val $PROP_NAME$LiveData : LiveData<$PROP_TYPE$> = _$PROP_NAME$
private val $PROP_NAME$: $PROP_TYPE$?
        get() = $PROP_NAME$LiveData.value

fun update$PROP_NAME_IN_FUNCTION$(value: $PROP_TYPE$?) {
  _$PROP_NAME$.value = value
}

By mentioning these placeholders in different places, we tell the IDE to fill-in the variable wherever we it inside the template. So, when you type email for the PROP_NAME, it is filled in for LiveData, MutableLiveData, in the field so on. Same for PROP_TYPE.

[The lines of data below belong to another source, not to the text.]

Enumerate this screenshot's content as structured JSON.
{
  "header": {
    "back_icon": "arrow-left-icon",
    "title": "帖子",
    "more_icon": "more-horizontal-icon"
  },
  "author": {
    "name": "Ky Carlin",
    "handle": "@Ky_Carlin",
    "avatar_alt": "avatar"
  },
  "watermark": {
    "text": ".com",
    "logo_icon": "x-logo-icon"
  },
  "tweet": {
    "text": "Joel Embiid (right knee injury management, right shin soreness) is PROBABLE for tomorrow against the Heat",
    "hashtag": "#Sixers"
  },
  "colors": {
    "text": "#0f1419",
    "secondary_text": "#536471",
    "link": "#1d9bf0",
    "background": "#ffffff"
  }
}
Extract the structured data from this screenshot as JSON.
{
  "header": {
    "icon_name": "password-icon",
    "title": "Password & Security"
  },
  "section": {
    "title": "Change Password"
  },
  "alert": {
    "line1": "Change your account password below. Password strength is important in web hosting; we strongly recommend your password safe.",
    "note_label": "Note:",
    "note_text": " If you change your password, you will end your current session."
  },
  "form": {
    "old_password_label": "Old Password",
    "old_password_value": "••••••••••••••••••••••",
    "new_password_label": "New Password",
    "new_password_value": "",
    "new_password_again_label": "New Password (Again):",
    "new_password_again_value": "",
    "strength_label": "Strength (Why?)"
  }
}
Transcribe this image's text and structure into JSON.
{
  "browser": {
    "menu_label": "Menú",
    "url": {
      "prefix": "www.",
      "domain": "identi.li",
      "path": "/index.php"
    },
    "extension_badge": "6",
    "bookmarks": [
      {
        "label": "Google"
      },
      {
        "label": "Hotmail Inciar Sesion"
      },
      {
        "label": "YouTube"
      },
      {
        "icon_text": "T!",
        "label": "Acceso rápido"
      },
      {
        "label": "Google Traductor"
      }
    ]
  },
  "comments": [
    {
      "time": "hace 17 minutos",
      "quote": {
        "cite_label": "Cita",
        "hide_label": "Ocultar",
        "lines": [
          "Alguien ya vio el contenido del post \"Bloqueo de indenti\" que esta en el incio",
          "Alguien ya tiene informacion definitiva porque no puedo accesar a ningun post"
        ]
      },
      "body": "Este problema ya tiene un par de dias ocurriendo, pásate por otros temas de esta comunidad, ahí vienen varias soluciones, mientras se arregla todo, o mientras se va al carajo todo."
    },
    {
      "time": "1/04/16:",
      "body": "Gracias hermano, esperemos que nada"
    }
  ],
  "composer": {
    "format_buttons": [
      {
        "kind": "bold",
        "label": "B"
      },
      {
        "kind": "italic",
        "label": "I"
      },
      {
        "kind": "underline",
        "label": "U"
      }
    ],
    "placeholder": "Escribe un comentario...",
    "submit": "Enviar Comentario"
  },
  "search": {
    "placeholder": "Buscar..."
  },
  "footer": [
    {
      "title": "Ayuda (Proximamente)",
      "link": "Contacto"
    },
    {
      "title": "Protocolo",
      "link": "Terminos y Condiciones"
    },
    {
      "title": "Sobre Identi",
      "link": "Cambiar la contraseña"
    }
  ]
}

We have another placeholder called PROP_NAME_IN_FUNCTION, which is a capitalized version of our PROP_NAME. So, that’s about template content, now we have to tell the IDE, what each placeholder is.

Click on Edit Variables and input the values as in below table.

NameExpression
PROP_NAME 
PROP_TYPEclassName()
PROP_NAME_IN_FUNCTIONcapitalize(PROP_NAME)

The property name is left to our choice, there is not much IDE can do about it. When filling in PROP_TYPE, IDE will suggest classes. And PROP_NAME_IN_FUNCTION is a derived property that capitalizes the PROP_NAME(email ⇨ Email). Now we have a live template setup for future use. Create as many as you want and focus on what matters the most. Happy coding ⌨️.

-- Missing configuration options! --